» **Task**
Restate the full listing word for word; images stay out of it.
═══ Provided information
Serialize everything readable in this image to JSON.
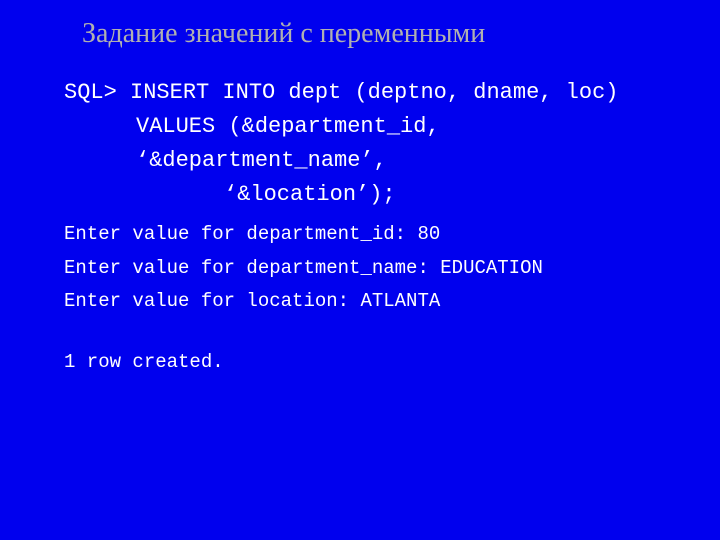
{
  "title": "Задание значений с переменными",
  "sql": {
    "l1": "SQL> INSERT INTO dept (deptno, dname, loc)",
    "l2": "VALUES (&department_id, ‘&department_name’,",
    "l3": "‘&location’);"
  },
  "prompts": {
    "p1": "Enter value for department_id: 80",
    "p2": "Enter value for department_name: EDUCATION",
    "p3": "Enter value for location: ATLANTA"
  },
  "result": "1 row created."
}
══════
» **Written reply**
Serialize everything readable in this image to JSON.
{
  "title": "Задание значений с переменными",
  "sql": {
    "l1": "SQL> INSERT INTO dept (deptno, dname, loc)",
    "l2": "VALUES (&department_id, ‘&department_name’,",
    "l3": "‘&location’);"
  },
  "prompts": {
    "p1": "Enter value for department_id: 80",
    "p2": "Enter value for department_name: EDUCATION",
    "p3": "Enter value for location: ATLANTA"
  },
  "result": "1 row created."
}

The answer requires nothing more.